Angela Ting, PhD

Lerner Research Institute


The Gross Family VeloSano Pilot Award in memory of Morton J. Gross

Epigenetic Dysregulation of DNAJB6 Isoform Expression Contributes to Breast Cancer Invasion and Metastasis

NA methylation is a chemical modification on our DNA that defines healthy, normal expression of the genetic material, but in cancers, the distribution of this modification is drastically altered, in both quantity and location. While some such cancer-associated methylation changes can directly promote cancer formation and progression by turning on/off caretaker genes that normally prevent uncontrolled cell growth, our lab has discovered that other changes can impact which version of a caretaker gene is expressed in cancer. In particular, a gene named DnaJ heat shock protein family (Hsp40) member B6 (DNAJB6) has two versions whose expression levels can be dictated by DNA methylation. Previously, other scientists have shown that the longer version of DNAJB6 is often lost in aggressive breast cancer cells compared with benign cells or early stage cancer cells, without defining how such shift in expression might be achieved by the malignant cells. Although these prior reports suggest a cancer-suppressing role for the long version in breast cancer development, we are limited in what we can do with such information without knowing how the loss came about. Therefore, we propose to investigate if DNA methylation changes in aggressive breast cancer cells are directly responsible for the loss of DNAJB6 long version and to evaluate if targeting such abnormal DNA methylation can reverse the loss and in turn, inhibit aggressive cancer behaviors. We anticipate our studies to produce fundamental insights into the regulation of DNAJB6 in breast cancer and enable us to leverage this phenomenon for cancer intervention.

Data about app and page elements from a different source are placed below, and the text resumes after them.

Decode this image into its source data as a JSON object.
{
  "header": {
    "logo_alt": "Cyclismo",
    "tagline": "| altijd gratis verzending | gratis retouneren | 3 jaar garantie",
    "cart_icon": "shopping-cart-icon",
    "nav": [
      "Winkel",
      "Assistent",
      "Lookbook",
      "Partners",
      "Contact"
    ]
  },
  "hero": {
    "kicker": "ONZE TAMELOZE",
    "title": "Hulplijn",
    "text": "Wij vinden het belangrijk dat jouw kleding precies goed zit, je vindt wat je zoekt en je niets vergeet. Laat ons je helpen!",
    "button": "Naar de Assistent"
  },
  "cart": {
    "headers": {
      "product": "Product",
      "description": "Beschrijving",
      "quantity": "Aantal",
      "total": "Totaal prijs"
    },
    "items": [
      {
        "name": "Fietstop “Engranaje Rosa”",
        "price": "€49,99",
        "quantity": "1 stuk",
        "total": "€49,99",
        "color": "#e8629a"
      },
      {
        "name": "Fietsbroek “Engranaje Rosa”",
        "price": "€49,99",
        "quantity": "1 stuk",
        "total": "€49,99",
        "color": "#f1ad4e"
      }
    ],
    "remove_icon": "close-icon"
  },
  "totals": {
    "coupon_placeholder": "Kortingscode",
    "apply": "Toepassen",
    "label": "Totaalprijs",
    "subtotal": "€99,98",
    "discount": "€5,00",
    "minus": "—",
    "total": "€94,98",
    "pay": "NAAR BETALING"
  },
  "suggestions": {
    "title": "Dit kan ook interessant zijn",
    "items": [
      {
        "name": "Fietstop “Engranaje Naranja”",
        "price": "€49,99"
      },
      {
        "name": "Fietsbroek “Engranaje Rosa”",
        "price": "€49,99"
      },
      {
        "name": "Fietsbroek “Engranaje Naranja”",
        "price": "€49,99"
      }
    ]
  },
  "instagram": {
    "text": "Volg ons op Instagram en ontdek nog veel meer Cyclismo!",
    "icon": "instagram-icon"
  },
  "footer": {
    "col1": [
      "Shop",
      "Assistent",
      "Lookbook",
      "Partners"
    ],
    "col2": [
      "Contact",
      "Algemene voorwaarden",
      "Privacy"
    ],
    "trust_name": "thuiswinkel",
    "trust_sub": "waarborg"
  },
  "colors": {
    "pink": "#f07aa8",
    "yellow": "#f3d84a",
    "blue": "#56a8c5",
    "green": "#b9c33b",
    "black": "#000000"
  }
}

We are focusing on a gene that in the context of breast cancer, can change forms depending on the stage of the cancer. We believe that a chemical modification in our DNA, NA methylation, plays a role in switching the breast cancer form to an advantageous state. We are trying to study this phenomenon in the context of breast cancer to try and understand how changes in this modification can impact cancer.